Nothing in the records may be left out or reworded; return them exactly.

[Opening EXTRACTED MATERIAL section]

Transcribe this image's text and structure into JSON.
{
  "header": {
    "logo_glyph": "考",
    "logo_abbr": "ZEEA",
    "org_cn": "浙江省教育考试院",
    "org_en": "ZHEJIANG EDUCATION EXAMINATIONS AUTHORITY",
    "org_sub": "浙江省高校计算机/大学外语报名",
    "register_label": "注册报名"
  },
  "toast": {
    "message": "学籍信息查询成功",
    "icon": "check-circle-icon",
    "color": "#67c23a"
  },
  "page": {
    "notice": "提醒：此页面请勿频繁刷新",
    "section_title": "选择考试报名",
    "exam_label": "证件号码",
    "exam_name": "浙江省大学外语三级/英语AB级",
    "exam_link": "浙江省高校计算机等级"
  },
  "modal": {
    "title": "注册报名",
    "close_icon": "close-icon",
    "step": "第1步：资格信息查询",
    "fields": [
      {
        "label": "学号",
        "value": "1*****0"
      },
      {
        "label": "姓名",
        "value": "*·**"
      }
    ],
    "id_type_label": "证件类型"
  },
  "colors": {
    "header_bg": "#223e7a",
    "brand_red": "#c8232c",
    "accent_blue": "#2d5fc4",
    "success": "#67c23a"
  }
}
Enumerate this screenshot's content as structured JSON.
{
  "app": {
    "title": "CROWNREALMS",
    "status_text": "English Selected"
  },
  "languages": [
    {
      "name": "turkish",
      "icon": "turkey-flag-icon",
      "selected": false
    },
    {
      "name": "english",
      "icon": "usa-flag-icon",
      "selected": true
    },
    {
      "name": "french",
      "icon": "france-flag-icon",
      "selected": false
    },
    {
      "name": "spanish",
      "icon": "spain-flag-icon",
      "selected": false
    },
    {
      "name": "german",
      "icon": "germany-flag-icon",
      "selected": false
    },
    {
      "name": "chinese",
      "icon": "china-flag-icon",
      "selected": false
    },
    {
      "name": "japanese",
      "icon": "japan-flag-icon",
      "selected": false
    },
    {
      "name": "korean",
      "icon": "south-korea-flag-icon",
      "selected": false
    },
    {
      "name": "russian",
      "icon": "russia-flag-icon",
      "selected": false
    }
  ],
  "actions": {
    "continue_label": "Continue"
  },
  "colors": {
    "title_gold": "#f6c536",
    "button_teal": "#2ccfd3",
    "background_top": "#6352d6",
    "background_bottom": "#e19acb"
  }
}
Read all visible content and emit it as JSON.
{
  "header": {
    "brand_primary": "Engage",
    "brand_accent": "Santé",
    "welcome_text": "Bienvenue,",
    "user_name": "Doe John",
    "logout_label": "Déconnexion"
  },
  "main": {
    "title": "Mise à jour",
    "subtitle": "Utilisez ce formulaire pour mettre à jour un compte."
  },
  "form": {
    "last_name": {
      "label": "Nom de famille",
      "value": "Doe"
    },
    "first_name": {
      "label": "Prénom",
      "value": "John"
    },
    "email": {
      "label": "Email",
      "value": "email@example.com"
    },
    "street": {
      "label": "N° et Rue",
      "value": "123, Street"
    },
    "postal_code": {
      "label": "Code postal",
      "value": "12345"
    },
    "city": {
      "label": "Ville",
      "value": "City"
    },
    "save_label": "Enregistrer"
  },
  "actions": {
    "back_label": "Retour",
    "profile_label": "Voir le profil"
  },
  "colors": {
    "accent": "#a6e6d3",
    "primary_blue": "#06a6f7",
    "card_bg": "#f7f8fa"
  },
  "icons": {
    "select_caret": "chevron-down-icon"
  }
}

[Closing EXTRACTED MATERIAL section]

■ REPLY
Transcribe this image's text and structure into JSON.
{
  "header": {
    "logo_glyph": "考",
    "logo_abbr": "ZEEA",
    "org_cn": "浙江省教育考试院",
    "org_en": "ZHEJIANG EDUCATION EXAMINATIONS AUTHORITY",
    "org_sub": "浙江省高校计算机/大学外语报名",
    "register_label": "注册报名"
  },
  "toast": {
    "message": "学籍信息查询成功",
    "icon": "check-circle-icon",
    "color": "#67c23a"
  },
  "page": {
    "notice": "提醒：此页面请勿频繁刷新",
    "section_title": "选择考试报名",
    "exam_label": "证件号码",
    "exam_name": "浙江省大学外语三级/英语AB级",
    "exam_link": "浙江省高校计算机等级"
  },
  "modal": {
    "title": "注册报名",
    "close_icon": "close-icon",
    "step": "第1步：资格信息查询",
    "fields": [
      {
        "label": "学号",
        "value": "1*****0"
      },
      {
        "label": "姓名",
        "value": "*·**"
      }
    ],
    "id_type_label": "证件类型"
  },
  "colors": {
    "header_bg": "#223e7a",
    "brand_red": "#c8232c",
    "accent_blue": "#2d5fc4",
    "success": "#67c23a"
  }
}
Enumerate this screenshot's content as structured JSON.
{
  "app": {
    "title": "CROWNREALMS",
    "status_text": "English Selected"
  },
  "languages": [
    {
      "name": "turkish",
      "icon": "turkey-flag-icon",
      "selected": false
    },
    {
      "name": "english",
      "icon": "usa-flag-icon",
      "selected": true
    },
    {
      "name": "french",
      "icon": "france-flag-icon",
      "selected": false
    },
    {
      "name": "spanish",
      "icon": "spain-flag-icon",
      "selected": false
    },
    {
      "name": "german",
      "icon": "germany-flag-icon",
      "selected": false
    },
    {
      "name": "chinese",
      "icon": "china-flag-icon",
      "selected": false
    },
    {
      "name": "japanese",
      "icon": "japan-flag-icon",
      "selected": false
    },
    {
      "name": "korean",
      "icon": "south-korea-flag-icon",
      "selected": false
    },
    {
      "name": "russian",
      "icon": "russia-flag-icon",
      "selected": false
    }
  ],
  "actions": {
    "continue_label": "Continue"
  },
  "colors": {
    "title_gold": "#f6c536",
    "button_teal": "#2ccfd3",
    "background_top": "#6352d6",
    "background_bottom": "#e19acb"
  }
}
Read all visible content and emit it as JSON.
{
  "header": {
    "brand_primary": "Engage",
    "brand_accent": "Santé",
    "welcome_text": "Bienvenue,",
    "user_name": "Doe John",
    "logout_label": "Déconnexion"
  },
  "main": {
    "title": "Mise à jour",
    "subtitle": "Utilisez ce formulaire pour mettre à jour un compte."
  },
  "form": {
    "last_name": {
      "label": "Nom de famille",
      "value": "Doe"
    },
    "first_name": {
      "label": "Prénom",
      "value": "John"
    },
    "email": {
      "label": "Email",
      "value": "email@example.com"
    },
    "street": {
      "label": "N° et Rue",
      "value": "123, Street"
    },
    "postal_code": {
      "label": "Code postal",
      "value": "12345"
    },
    "city": {
      "label": "Ville",
      "value": "City"
    },
    "save_label": "Enregistrer"
  },
  "actions": {
    "back_label": "Retour",
    "profile_label": "Voir le profil"
  },
  "colors": {
    "accent": "#a6e6d3",
    "primary_blue": "#06a6f7",
    "card_bg": "#f7f8fa"
  },
  "icons": {
    "select_caret": "chevron-down-icon"
  }
}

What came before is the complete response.